WHAT YOU ARE ASKED TO DO:
From the data below, copy each line that includes the word "JSON".

(Records contained in a dataset)
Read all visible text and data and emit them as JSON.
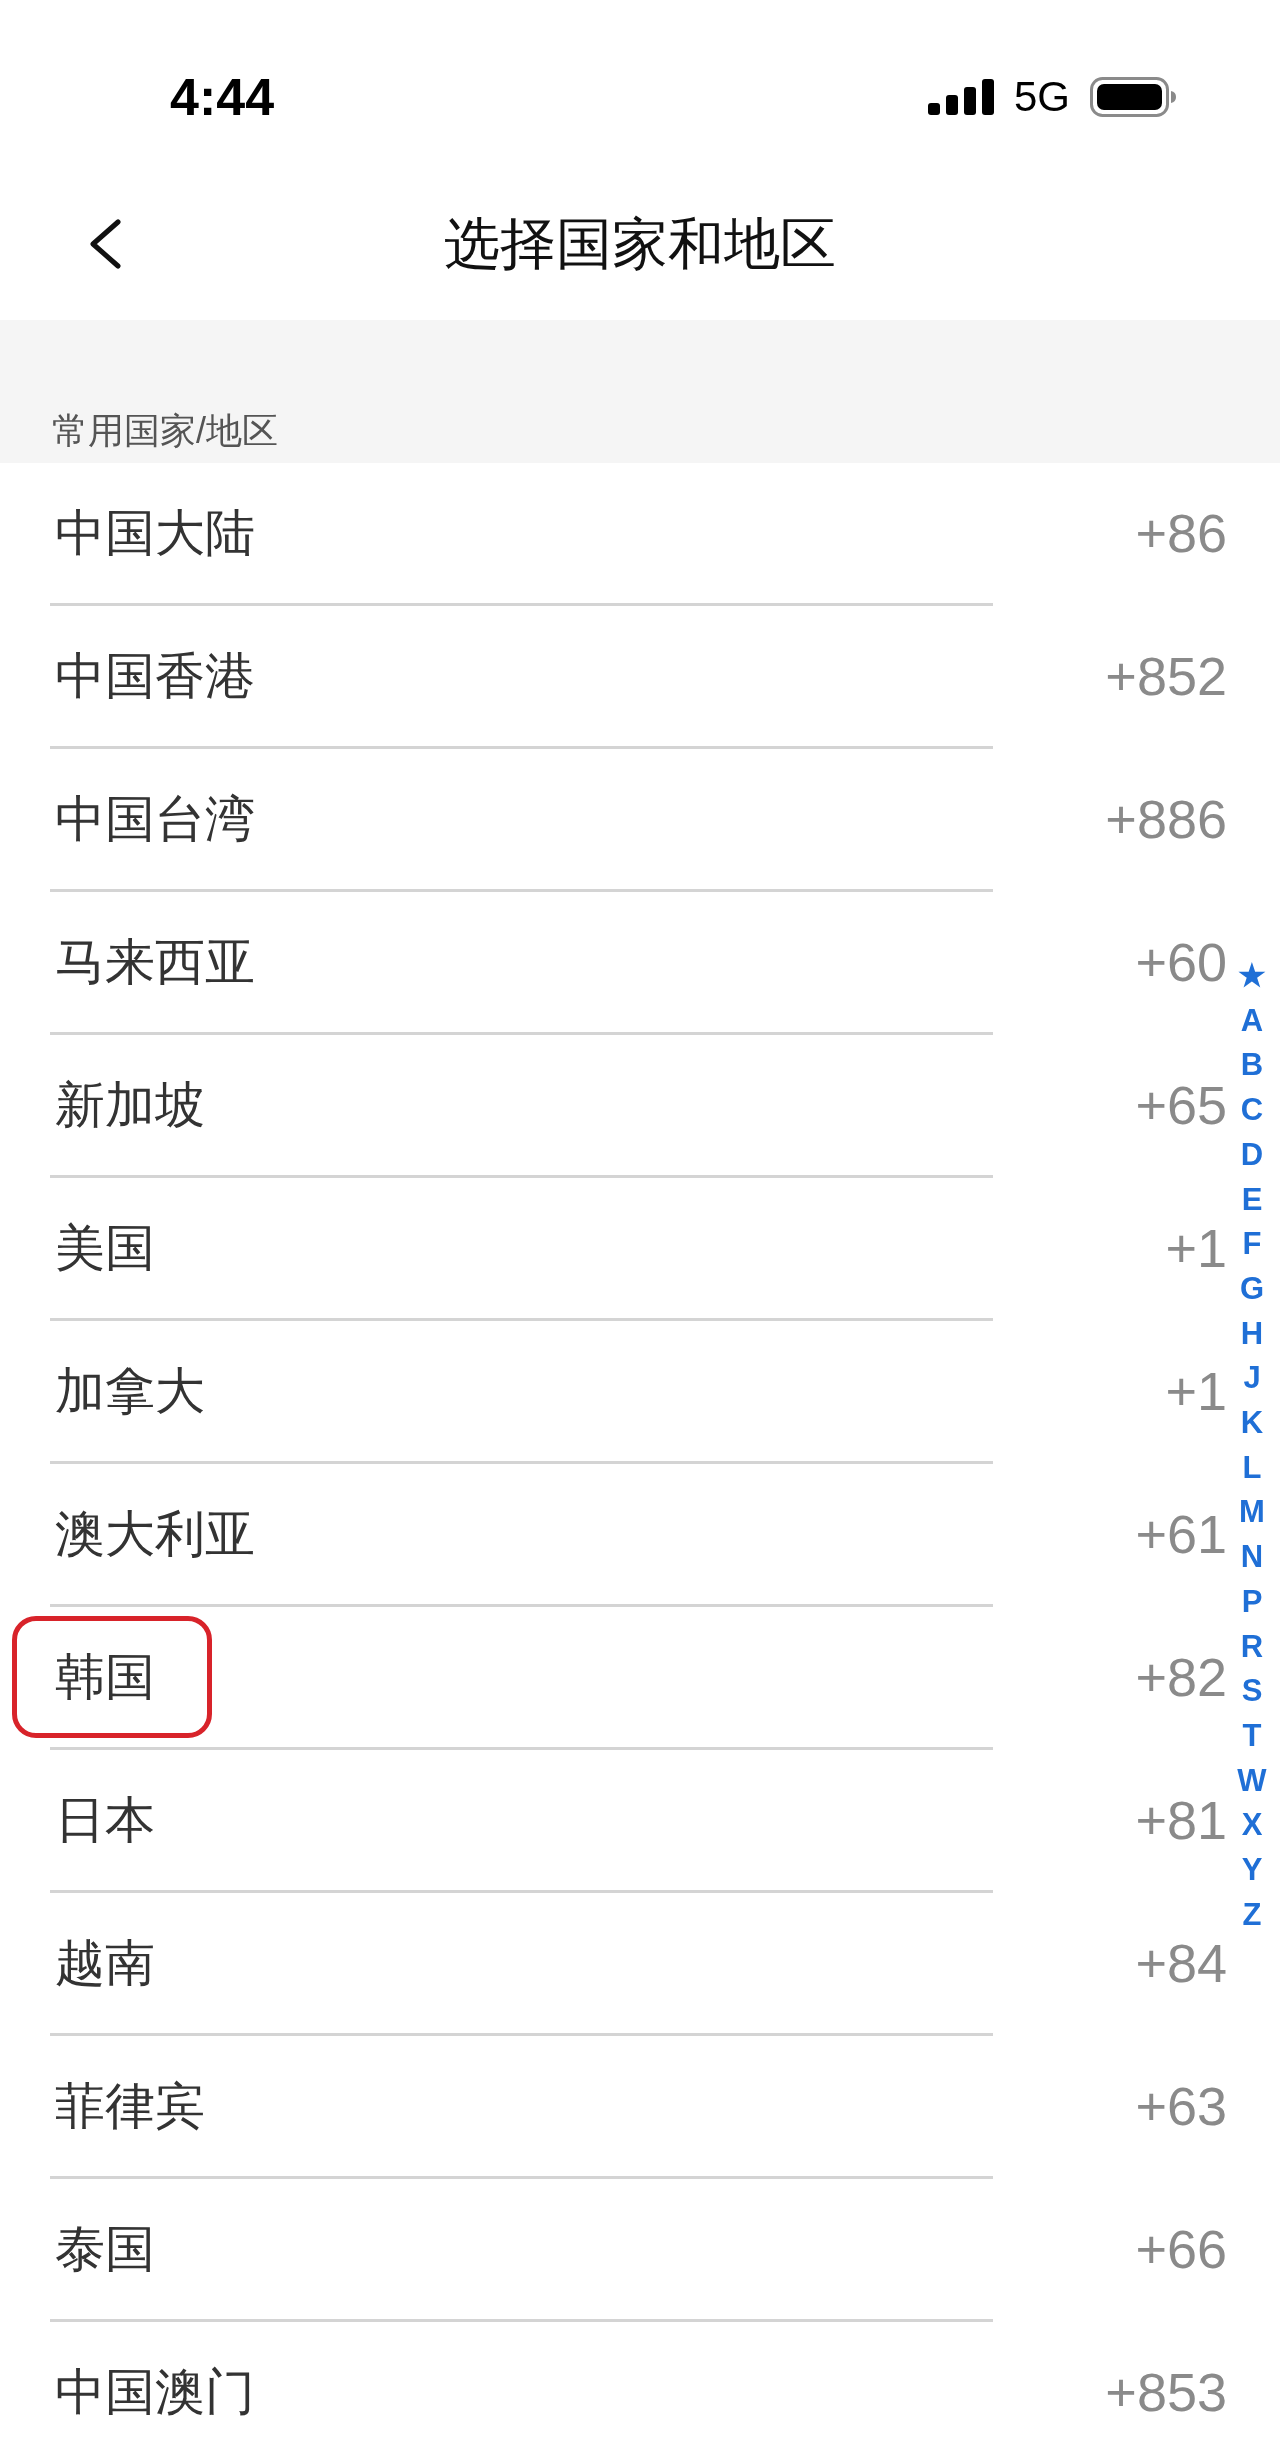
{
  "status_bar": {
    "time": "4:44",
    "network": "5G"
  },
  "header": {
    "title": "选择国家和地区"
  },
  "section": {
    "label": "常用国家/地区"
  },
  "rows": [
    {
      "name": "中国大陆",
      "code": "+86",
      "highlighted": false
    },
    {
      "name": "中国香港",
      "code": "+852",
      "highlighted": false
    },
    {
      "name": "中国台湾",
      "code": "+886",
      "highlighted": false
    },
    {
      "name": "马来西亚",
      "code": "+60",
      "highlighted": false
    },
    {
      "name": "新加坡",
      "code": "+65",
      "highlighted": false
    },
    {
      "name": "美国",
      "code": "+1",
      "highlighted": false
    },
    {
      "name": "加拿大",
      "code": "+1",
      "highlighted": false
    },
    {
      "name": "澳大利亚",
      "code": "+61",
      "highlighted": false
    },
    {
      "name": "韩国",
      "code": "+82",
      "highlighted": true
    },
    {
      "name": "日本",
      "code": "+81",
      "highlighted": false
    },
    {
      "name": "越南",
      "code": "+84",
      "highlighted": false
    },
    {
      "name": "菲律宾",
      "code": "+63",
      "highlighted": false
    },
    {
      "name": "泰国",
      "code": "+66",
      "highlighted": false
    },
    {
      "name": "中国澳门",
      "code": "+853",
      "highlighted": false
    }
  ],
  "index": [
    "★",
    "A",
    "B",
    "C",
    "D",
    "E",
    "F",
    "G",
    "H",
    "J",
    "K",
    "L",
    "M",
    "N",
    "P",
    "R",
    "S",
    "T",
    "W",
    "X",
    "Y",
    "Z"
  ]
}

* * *

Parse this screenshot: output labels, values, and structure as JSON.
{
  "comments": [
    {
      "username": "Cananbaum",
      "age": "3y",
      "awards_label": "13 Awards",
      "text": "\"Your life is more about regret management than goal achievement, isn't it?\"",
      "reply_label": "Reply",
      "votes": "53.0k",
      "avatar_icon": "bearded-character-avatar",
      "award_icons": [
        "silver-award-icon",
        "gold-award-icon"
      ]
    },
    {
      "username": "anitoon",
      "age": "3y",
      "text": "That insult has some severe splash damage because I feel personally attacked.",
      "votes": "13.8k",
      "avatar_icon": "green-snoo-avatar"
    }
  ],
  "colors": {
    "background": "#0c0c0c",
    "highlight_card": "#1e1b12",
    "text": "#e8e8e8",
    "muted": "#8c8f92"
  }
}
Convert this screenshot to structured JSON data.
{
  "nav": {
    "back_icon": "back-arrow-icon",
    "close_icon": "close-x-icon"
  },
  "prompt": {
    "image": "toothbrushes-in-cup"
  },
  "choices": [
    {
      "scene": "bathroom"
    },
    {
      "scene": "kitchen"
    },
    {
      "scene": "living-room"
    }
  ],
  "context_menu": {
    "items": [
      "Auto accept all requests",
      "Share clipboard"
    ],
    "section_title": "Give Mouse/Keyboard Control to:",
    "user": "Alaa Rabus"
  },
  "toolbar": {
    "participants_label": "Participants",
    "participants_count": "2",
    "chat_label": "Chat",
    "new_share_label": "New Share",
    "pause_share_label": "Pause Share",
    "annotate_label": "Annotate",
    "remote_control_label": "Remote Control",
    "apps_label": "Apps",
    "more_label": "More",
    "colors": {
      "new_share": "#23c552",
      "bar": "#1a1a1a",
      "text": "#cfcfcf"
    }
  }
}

EXPECTED ANSWER:
Read all visible text and data and emit them as JSON.
Parse this screenshot: output labels, values, and structure as JSON.
Convert this screenshot to structured JSON data.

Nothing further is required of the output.